The two defining and special features of birds (or at least most birds) are flight and song. Although many insects and some mammals such as bats are able to fly, it is birds that we most associate with the mastery of flight. Their soaring in the air has become symbolic of spirit and the upliftment and freedom we experience when we are each in tune with our innermost self and positive energy is flowing in our lives. The singing of birds represents self-expression and creativity, and is a source of inspiration to anyone who takes the time to listen to the dawn chorus or the song of a lark in flight. Because many birds appear to sing for the sheer joy of it, they represent the joyous feeling each of us experiences when our hearts are open and we express our individual passion and inspiration in words or deeds. Birds also represent some of the other positive qualities that people aspire to in life – the dove, for example, is a widely used symbol for peace. The inspiration for Eileen Caddy’s autobiography, ‘Flight into Freedom’, was also derived from the symbolism of birds.
Each autumn and spring I marvel at, and am deeply touched by, the daily arrival of large numbers of pink-footed geese at Findhorn Bay, a few hundred metres from my house. They come in skeins, often several hundred strong, to stop over for the night during their twice-yearly migrations from North to South and back again. Their calling to each other as they fly, and their constantly changing aerial configurations that optimise the effects of slipstreaming with one another, are an ongoing source of joy and wonder for me.
Skeins of pink-footed geese on the way to their overnight resting site at Findhorn Bay.

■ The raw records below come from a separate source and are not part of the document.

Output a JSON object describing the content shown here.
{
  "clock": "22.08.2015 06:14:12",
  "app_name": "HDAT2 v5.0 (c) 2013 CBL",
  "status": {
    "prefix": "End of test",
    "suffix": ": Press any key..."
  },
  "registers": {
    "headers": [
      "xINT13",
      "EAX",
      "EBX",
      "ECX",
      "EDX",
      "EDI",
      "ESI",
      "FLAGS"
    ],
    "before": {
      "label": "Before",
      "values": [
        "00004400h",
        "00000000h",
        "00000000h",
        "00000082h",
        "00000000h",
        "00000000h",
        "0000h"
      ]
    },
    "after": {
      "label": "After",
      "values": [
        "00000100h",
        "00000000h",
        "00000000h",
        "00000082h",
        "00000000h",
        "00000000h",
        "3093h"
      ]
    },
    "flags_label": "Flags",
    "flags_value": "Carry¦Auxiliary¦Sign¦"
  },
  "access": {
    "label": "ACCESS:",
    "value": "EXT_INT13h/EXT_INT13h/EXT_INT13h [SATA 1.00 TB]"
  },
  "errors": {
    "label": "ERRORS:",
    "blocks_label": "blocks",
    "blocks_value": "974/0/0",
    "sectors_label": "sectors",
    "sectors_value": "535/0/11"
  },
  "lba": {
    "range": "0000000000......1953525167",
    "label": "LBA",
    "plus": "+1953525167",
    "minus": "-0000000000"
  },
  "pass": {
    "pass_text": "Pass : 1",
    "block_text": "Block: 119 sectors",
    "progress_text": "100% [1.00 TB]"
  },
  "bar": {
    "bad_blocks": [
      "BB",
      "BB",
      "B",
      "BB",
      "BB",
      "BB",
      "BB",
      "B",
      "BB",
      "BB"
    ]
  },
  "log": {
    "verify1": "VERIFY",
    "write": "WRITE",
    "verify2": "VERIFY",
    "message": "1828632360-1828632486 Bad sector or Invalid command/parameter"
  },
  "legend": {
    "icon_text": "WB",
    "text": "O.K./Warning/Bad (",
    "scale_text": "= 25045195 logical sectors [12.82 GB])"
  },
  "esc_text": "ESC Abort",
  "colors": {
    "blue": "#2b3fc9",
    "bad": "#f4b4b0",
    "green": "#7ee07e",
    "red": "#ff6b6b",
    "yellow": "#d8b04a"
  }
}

In recent years I’ve been connecting more and more deeply with birds, not only because of their presence where I live and in the ecosystems I visit, but also, I believe, because they, like all life, are calling out for help at this time. During a recent visit to the Araucaria (Monkey Puzzle tree) forests of Chile, I had the experience of birds seemingly coming to meet me whenever I entered their habitat. On many days, when I walked into one of the forest areas, birds would either fly and land close to me, or call out from nearby, drawing my attention to their presence when I hadn’t seen them. It was as though they wanted to connect with me, to show themselves to me, as beautiful representatives of the diversity of life on our planet, so that I could be touched and then act to help protect them.
I’ve had similar experiences during my work with Trees for Life to help restore the Caledonian Forest in Scotland and wrote a blog about a remarkable encounter I had with a cormorant in Glen Affric one day. I spent almost two hours getting close to the bird, eventually watching it at eye level from less than 10 metres away, where it was perched on the branch of an aspen tree at the peak of its autumn colours. It was one of those magical meetings with another species that affirmed and strengthened my inner connection with Nature, and is a memorable gift that I will treasure for the rest of my life.
The potential loss of birds in our world therefore has serious spiritual consequences, both on a personal level for someone such as myself and for humanity as a whole. This is in addition to the severe ecological impacts that their disappearance would entail. Climate change is just the most visible and well-publicised of the devastating effects that humans are having on all other life on the planet. Those effects, which range from massive soil degradation and tropical deforestation to overfishing and ubiquitous plastic pollution, are, like climate change, direct consequences of the all-encompassing illusion that our present day culture operates under – that we are separate from Nature, and that what we do does not affect the world around us.
It is the tacit acceptance of that illusion in all aspects of our culture that enables and empowers our destructive impacts to continue unchecked. By contrast, the vast majority of indigenous cultures, where people live in close relationship with Nature, have the interconnectedness of all life as central to their values and belief systems. The essential oneness of all life is also one of the core themes of the Deva messages that Dorothy Maclean received in her meditations in the early days of the Findhorn Community.
To be continued in the next blog post….